- Experts say the benefits of using sunscreen far outweigh any risks that some ingredients that block UV light may present. So you should wear sunscreen regardless. Oxybenzone is better than nothing. If you’re at the beach and apply oxybenzone, try to avoid swimming if at all possible.
- When looking for the best reef-safe option for your next beach day, choose a 100% mineral sunscreen containing Zinc and/or Titanium Dioxide.
When looking for reef-safe sunscreens, read the label! If it contains Oxybenzone, Octinoxate, or Avobenzone it’s not reef-safe. While Avobenzone is typically paraded as reef-safe, it’s still a chemical sunscreen and is believed to possibly be toxic to fish. Plus, with better options out there (aka mineral sunscreens), I’ll pass on Avobenzone.
The Best Reef-Safe Sunscreens
You can buy this sunscreen at Ulta or CVS and other prominent drug stores, which is a huge plus for me. To be honest, this sunscreen leaves me looking like Casper the ghost. Major white-cast but it also has super long-stay power. I don’t feel the need to constantly re-apply and I know it’s protecting my skin, to quote Shakira, “Whenever, wherever!” And to be honest, it’s a mineral sunscreen so…we’re meant to be together.
Epicuren is honest to god one of my favorite skincare brands on the planet! Between the company’s ethical practices, transparency, and science-based research, all of their products are the real deal. This mineral sunscreen is no exception! Although it does initially apply thick and white, it can be rubbed in well which is a big plus if the white-cast bothers you. You do have to re-apply every 80 minutes or so, especially after swimming, but it definitely gets the job done. I also use their tinted mineral sunscreen, literally every day, which is just as amazing.
The absolute holy grail when it comes to an ethical company. Completely designed with coral reefs in mind, I was initially introduced to this brand at the Coral Restoration Foundation in Key Largo. This formula rubs in so well, the tinted sunscreen is just as fab, and lasts for 80 min or so in the water. Plus, all of the packaging is made from EcoConscious sugarcane resin tubes. You can check their website for everything you need to know about sunscreen ingredients as well as news/updates on protecting our reefs.

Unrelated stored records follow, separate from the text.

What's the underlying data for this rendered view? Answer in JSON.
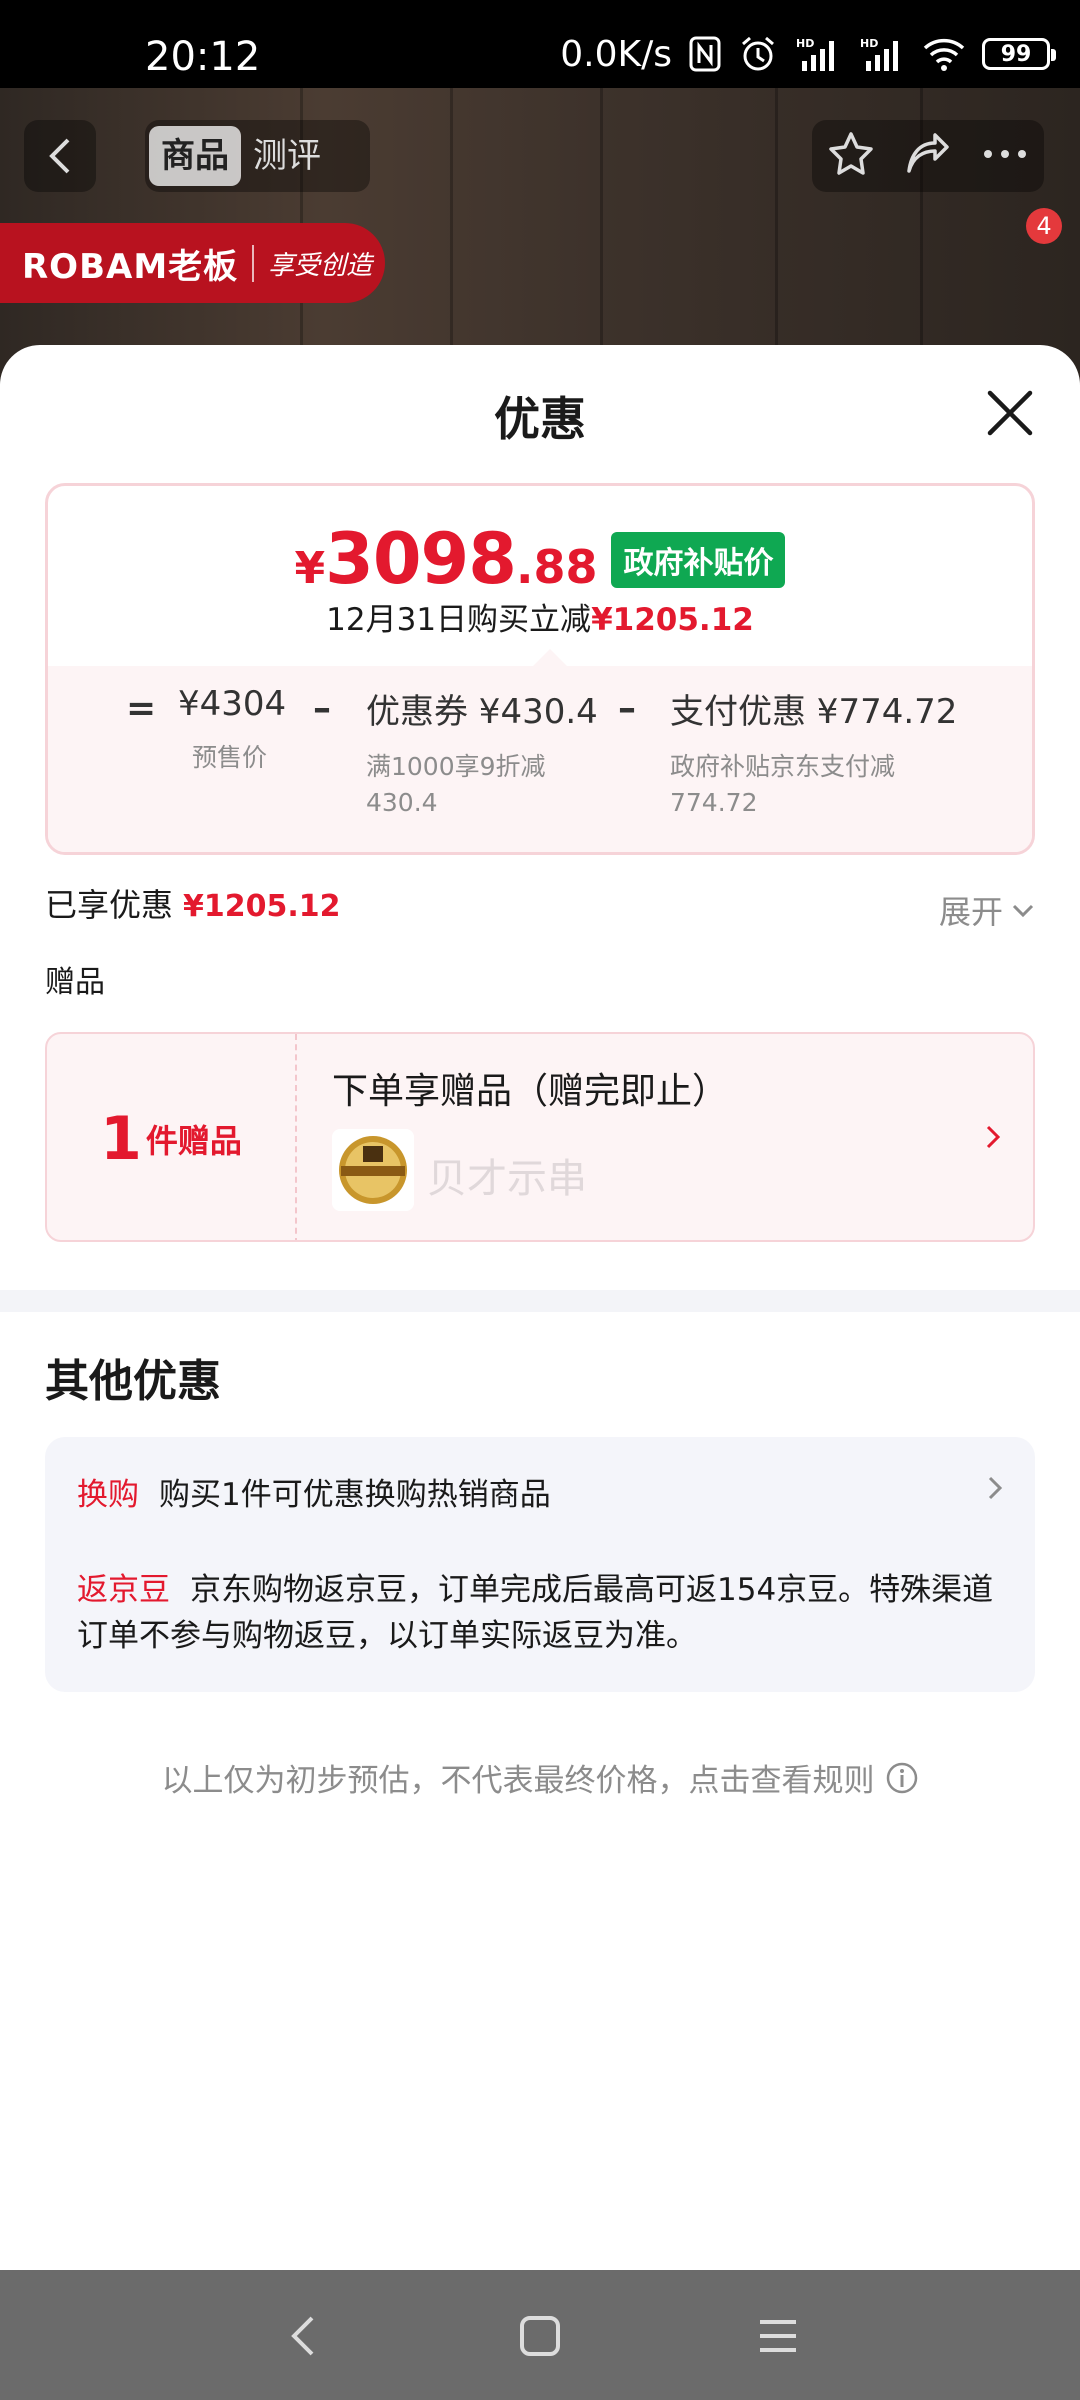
{
  "status_bar": {
    "time": "20:12",
    "net_speed": "0.0K/s",
    "battery": "99"
  },
  "header": {
    "tabs": [
      {
        "label": "商品",
        "active": true
      },
      {
        "label": "测评",
        "active": false
      }
    ],
    "cart_badge": "4",
    "brand_name": "ROBAM老板",
    "brand_slogan": "享受创造"
  },
  "sheet": {
    "title": "优惠",
    "price": {
      "symbol": "¥",
      "integer": "3098",
      "decimal": ".88",
      "tag": "政府补贴价",
      "subtitle_prefix": "12月31日购买立减",
      "subtitle_amount": "¥1205.12"
    },
    "breakdown": {
      "eq": "=",
      "minus": "–",
      "presale_amount": "¥4304",
      "presale_label": "预售价",
      "coupon_amount": "优惠券 ¥430.4",
      "coupon_note_1": "满1000享9折减",
      "coupon_note_2": "430.4",
      "pay_amount": "支付优惠 ¥774.72",
      "pay_note_1": "政府补贴京东支付减",
      "pay_note_2": "774.72"
    },
    "enjoyed_label": "已享优惠",
    "enjoyed_amount": "¥1205.12",
    "expand_label": "展开",
    "gift_section_label": "赠品",
    "gift": {
      "count": "1",
      "unit": "件赠品",
      "title": "下单享赠品（赠完即止）",
      "watermark": "贝才示串"
    },
    "other_title": "其他优惠",
    "other": [
      {
        "tag": "换购",
        "text": "购买1件可优惠换购热销商品"
      },
      {
        "tag": "返京豆",
        "text": "京东购物返京豆，订单完成后最高可返154京豆。特殊渠道订单不参与购物返豆，以订单实际返豆为准。"
      }
    ],
    "footnote": "以上仅为初步预估，不代表最终价格，点击查看规则"
  },
  "colors": {
    "accent_red": "#e3192e",
    "gov_green": "#0fa852"
  }
}
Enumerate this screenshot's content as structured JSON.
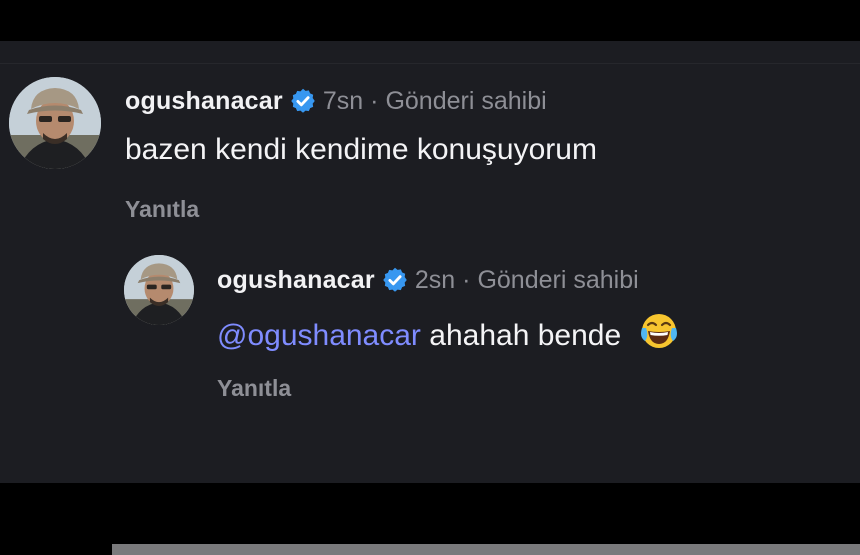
{
  "comments": [
    {
      "username": "ogushanacar",
      "time": "7sn",
      "separator": "·",
      "author_label": "Gönderi sahibi",
      "text": "bazen kendi kendime konuşuyorum",
      "reply_label": "Yanıtla"
    }
  ],
  "replies": [
    {
      "username": "ogushanacar",
      "time": "2sn",
      "separator": "·",
      "author_label": "Gönderi sahibi",
      "mention": "@ogushanacar",
      "text": "ahahah bende",
      "emoji_name": "face-with-tears-of-joy",
      "emoji": "😂",
      "reply_label": "Yanıtla"
    }
  ],
  "colors": {
    "panel_background": "#1c1d22",
    "verified_badge": "#3797f0",
    "mention": "#7f8cff",
    "secondary_text": "#8e8f96",
    "primary_text": "#f2f2f4"
  },
  "icons": {
    "verified": "verified-badge-icon"
  }
}
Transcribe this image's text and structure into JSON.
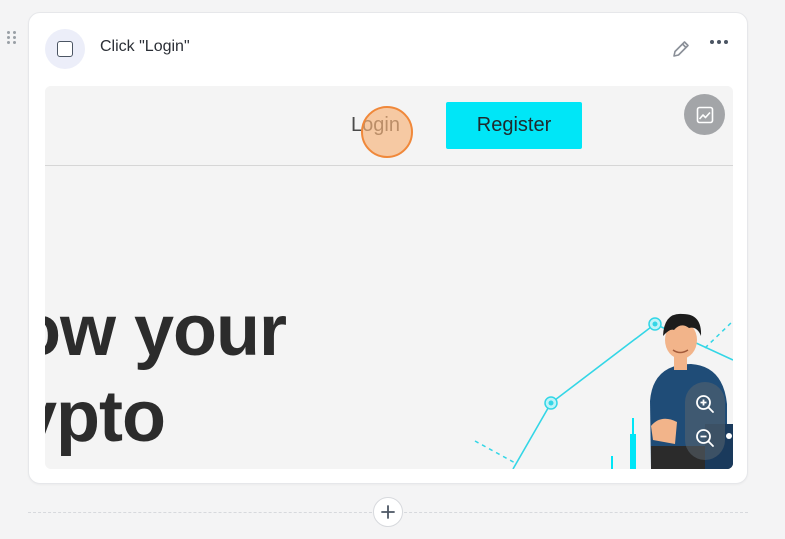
{
  "step": {
    "title": "Click \"Login\"",
    "completed": false
  },
  "screenshot": {
    "nav": {
      "login_label": "Login",
      "register_label": "Register"
    },
    "hero_text": "ow your\nypto"
  },
  "icons": {
    "drag": "drag-handle-icon",
    "edit": "pencil-icon",
    "more": "more-horizontal-icon",
    "edit_image": "image-edit-icon",
    "zoom_in": "zoom-in-icon",
    "zoom_out": "zoom-out-icon",
    "add": "plus-icon"
  },
  "colors": {
    "accent_cyan": "#00e6f7",
    "click_marker": "#f0883a",
    "badge_bg": "#eceef9"
  }
}
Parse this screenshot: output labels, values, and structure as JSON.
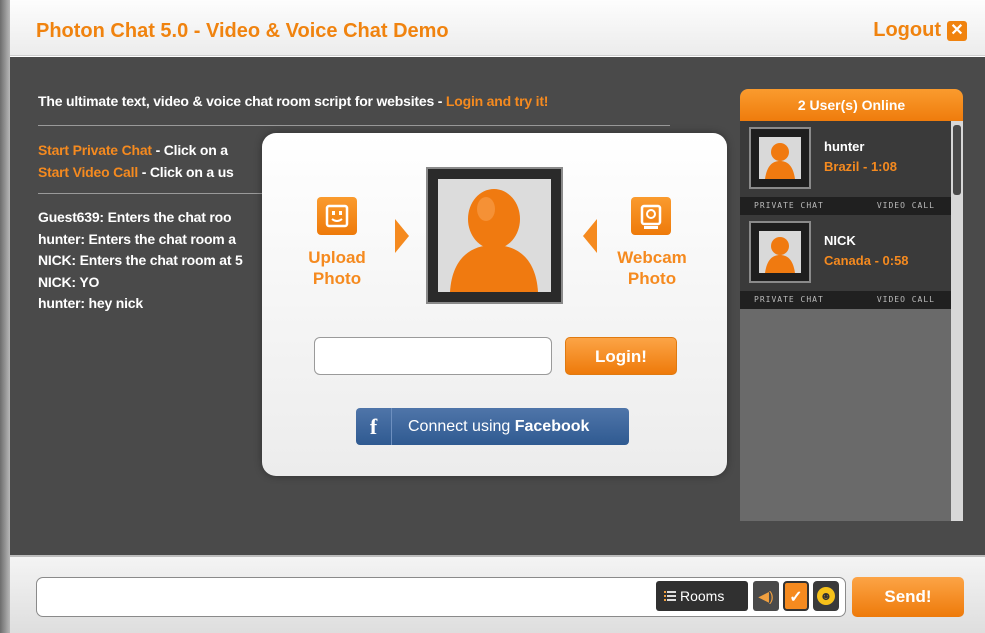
{
  "header": {
    "title": "Photon Chat 5.0 - Video & Voice Chat Demo",
    "logout_label": "Logout",
    "logout_icon": "close-icon"
  },
  "main": {
    "tagline_prefix": "The ultimate text, video & voice chat room script for websites - ",
    "tagline_link": "Login and try it!",
    "hints": [
      {
        "link": "Start Private Chat",
        "text": " - Click on a"
      },
      {
        "link": "Start Video Call",
        "text": " - Click on a us"
      }
    ],
    "messages": [
      {
        "user": "Guest639:",
        "text": " Enters the chat roo"
      },
      {
        "user": "hunter:",
        "text": " Enters the chat room a"
      },
      {
        "user": "NICK:",
        "text": " Enters the chat room at 5"
      },
      {
        "user": "NICK:",
        "text": " YO"
      },
      {
        "user": "hunter:",
        "text": " hey nick"
      }
    ]
  },
  "users_panel": {
    "header": "2 User(s) Online",
    "users": [
      {
        "name": "hunter",
        "location": "Brazil - 1:08",
        "private_chat": "PRIVATE CHAT",
        "video_call": "VIDEO CALL"
      },
      {
        "name": "NICK",
        "location": "Canada - 0:58",
        "private_chat": "PRIVATE CHAT",
        "video_call": "VIDEO CALL"
      }
    ]
  },
  "login_modal": {
    "upload_label_line1": "Upload",
    "upload_label_line2": "Photo",
    "webcam_label_line1": "Webcam",
    "webcam_label_line2": "Photo",
    "username_value": "",
    "login_button": "Login!",
    "facebook_prefix": "Connect using ",
    "facebook_brand": "Facebook",
    "facebook_icon_letter": "f"
  },
  "footer": {
    "message_value": "",
    "rooms_label": "Rooms",
    "send_label": "Send!"
  },
  "colors": {
    "accent": "#f58a1f",
    "background": "#4a4a4a",
    "facebook": "#3b5998"
  }
}
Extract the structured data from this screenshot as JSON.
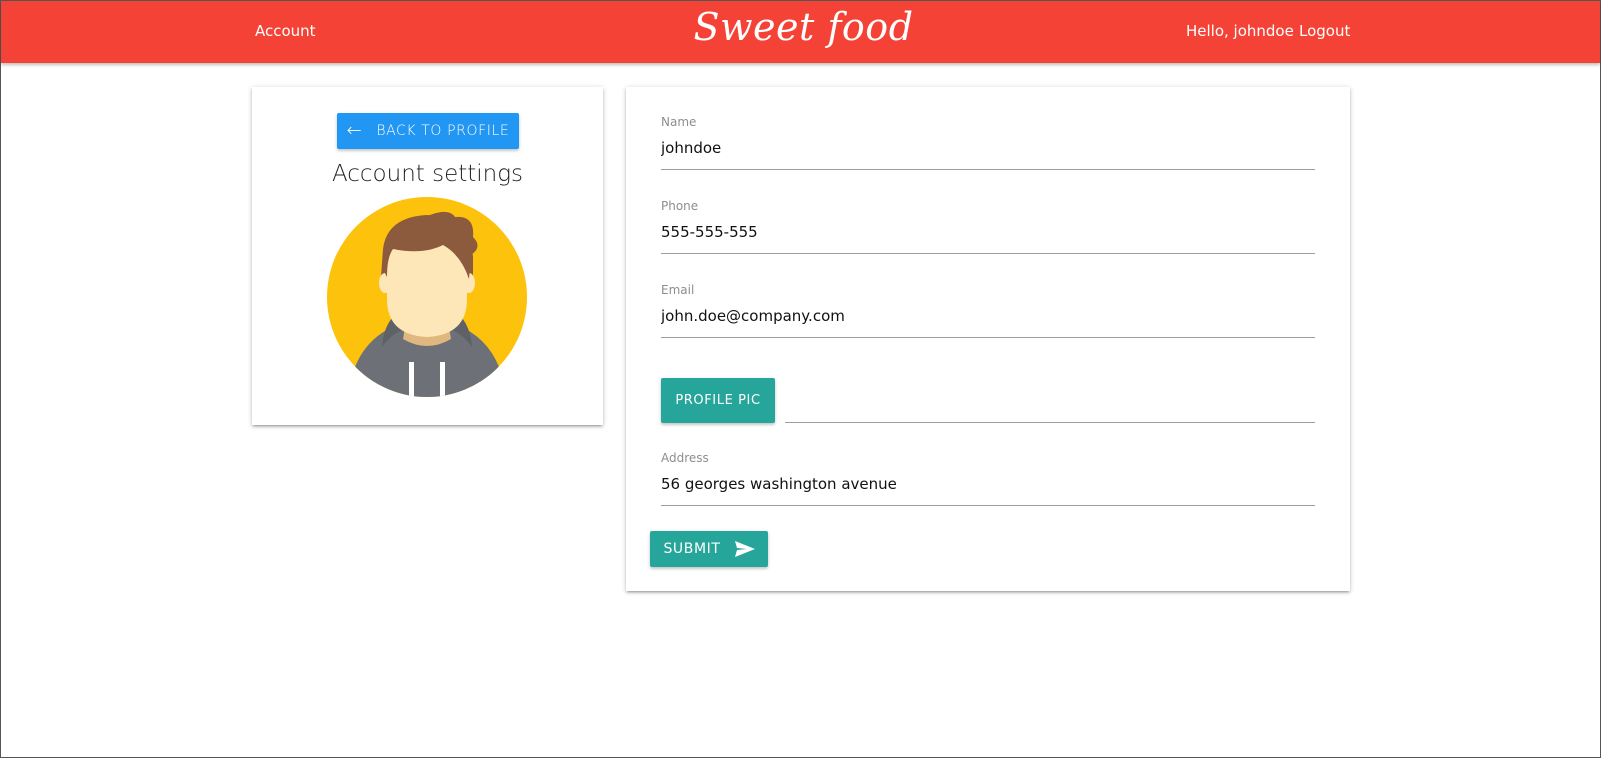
{
  "navbar": {
    "left_link": "Account",
    "brand": "Sweet food",
    "greeting": "Hello, johndoe",
    "logout": "Logout",
    "color": "#f44336"
  },
  "sidebar": {
    "back_button": "BACK TO PROFILE",
    "title": "Account settings",
    "avatar_icon": "user-avatar-icon"
  },
  "form": {
    "name": {
      "label": "Name",
      "value": "johndoe"
    },
    "phone": {
      "label": "Phone",
      "value": "555-555-555"
    },
    "email": {
      "label": "Email",
      "value": "john.doe@company.com"
    },
    "file_button": "PROFILE PIC",
    "address": {
      "label": "Address",
      "value": "56 georges washington avenue"
    },
    "submit": "SUBMIT"
  },
  "colors": {
    "primary_blue": "#2196f3",
    "teal": "#26a69a"
  }
}
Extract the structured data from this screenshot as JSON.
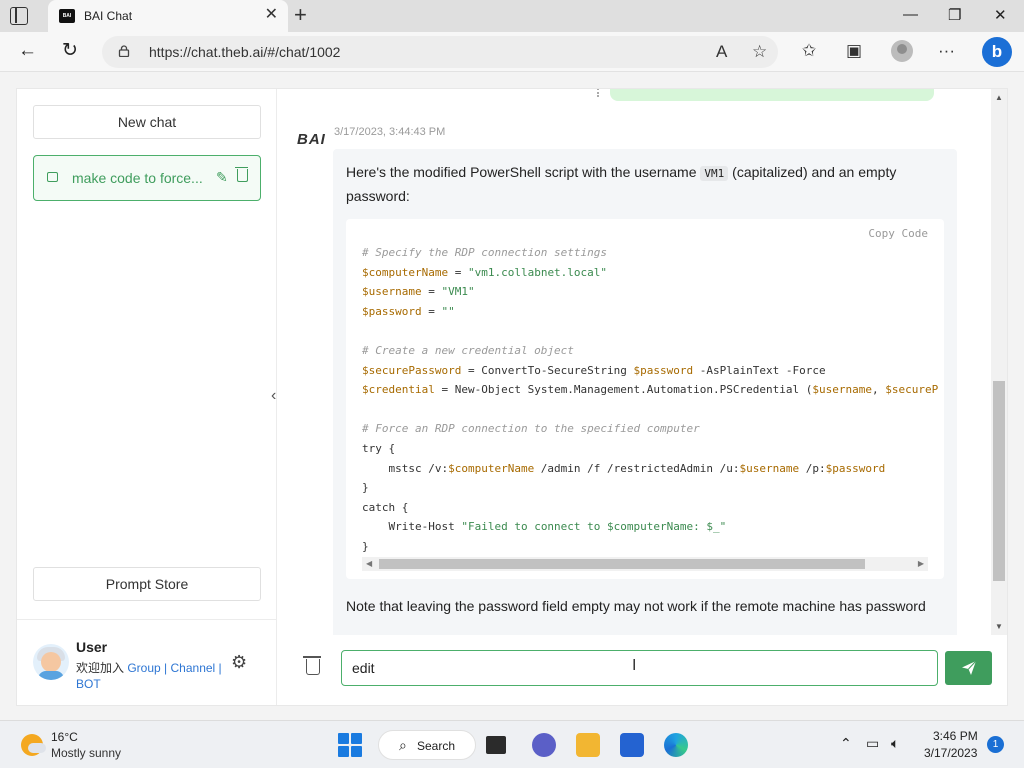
{
  "browser": {
    "tab_title": "BAI Chat",
    "tab_favicon_text": "BAI",
    "url": "https://chat.theb.ai/#/chat/1002",
    "window_controls": {
      "minimize": "—",
      "restore": "❐",
      "close": "✕"
    }
  },
  "sidebar": {
    "new_chat": "New chat",
    "history": [
      {
        "label": "make code to force..."
      }
    ],
    "prompt_store": "Prompt Store",
    "user": {
      "name": "User",
      "line_prefix": "欢迎加入 ",
      "link_group": "Group",
      "separator": " | ",
      "link_channel": "Channel",
      "link_bot": "BOT"
    }
  },
  "chat": {
    "bot_label": "BAI",
    "timestamp": "3/17/2023, 3:44:43 PM",
    "intro_before": "Here's the modified PowerShell script with the username ",
    "intro_code": "VM1",
    "intro_after": " (capitalized) and an empty password:",
    "copy_code": "Copy Code",
    "code": {
      "c1": "# Specify the RDP connection settings",
      "computerName_var": "$computerName",
      "computerName_val": "\"vm1.collabnet.local\"",
      "username_var": "$username",
      "username_val": "\"VM1\"",
      "password_var": "$password",
      "password_val": "\"\"",
      "c2": "# Create a new credential object",
      "securePassword_var": "$securePassword",
      "securePassword_cmd": " = ConvertTo-SecureString ",
      "securePassword_arg": "$password",
      "securePassword_tail": " -AsPlainText -Force",
      "credential_var": "$credential",
      "credential_cmd": " = New-Object System.Management.Automation.PSCredential (",
      "credential_arg1": "$username",
      "credential_sep": ", ",
      "credential_arg2": "$secureP",
      "c3": "# Force an RDP connection to the specified computer",
      "try_open": "try {",
      "mstsc_pre": "    mstsc /v:",
      "mstsc_var1": "$computerName",
      "mstsc_mid": " /admin /f /restrictedAdmin /u:",
      "mstsc_var2": "$username",
      "mstsc_mid2": " /p:",
      "mstsc_var3": "$password",
      "try_close": "}",
      "catch_open": "catch {",
      "write_pre": "    Write-Host ",
      "write_str": "\"Failed to connect to $computerName: $_\"",
      "catch_close": "}"
    },
    "note": "Note that leaving the password field empty may not work if the remote machine has password"
  },
  "composer": {
    "value": "edit "
  },
  "taskbar": {
    "temperature": "16°C",
    "condition": "Mostly sunny",
    "search_label": "Search",
    "time": "3:46 PM",
    "date": "3/17/2023",
    "notifications": "1"
  },
  "colors": {
    "accent": "#3f9d5d",
    "link": "#2e76d3"
  }
}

This is a great drugstore buy if you’re on a budget! It’s affordable and it works so well! Although this brand sells a variety of sun products, their botanical line of physical sunscreens is mineral-based. This formula rubs in extremely well and works for 80 minutes or so in the water. You can buy it from Amazon, Ulta, and drugstores like CVS.
Garden Goddess Sport, SPF 50, $12.99
Another great reef-safe sunscreen. Made with Zinc Oxide and Titanium dioxide, you can find Goddess Garden in Target, on Amazon, and Whole Foods. I bought mine from Whole Foods and it blends into the skin decently well and has a long staying power. Great for water sports and long days on the beach.
Personally, I haven’t tried this one but have several friends who recommend it. I love that it comes in a reusable tin which makes it extremely sustainable. Plus reef-friendly ingredients, non-nano zinc oxide, and its formulated with cocoa and mango butter! Sounds like a winning combo to me! *Adds to cart*
There are a few other honorable mentions out there but the best way to guarantee a sunscreen is reef-safe is to make sure the product contains only Zinc or Titanium Dioxide. There are other mineral sunscreens like Supergoop! and Elta MD that are widely popular but many of their products contain the previously mentioned ingredients and are potentially harmful to our coral reefs. With better options to choose from, like the six mentioned above, it’s an easy choice for me. Safer ingredients and a step forward in the right direction for our planet. It’s my dream that eventually these toxic chemical sunscreens will be banned by governments. In fact, in 2021 Hawaii will be the first to ban sunscreens like Oxybenzone. Hopefully, soon other states will begin to follow suit.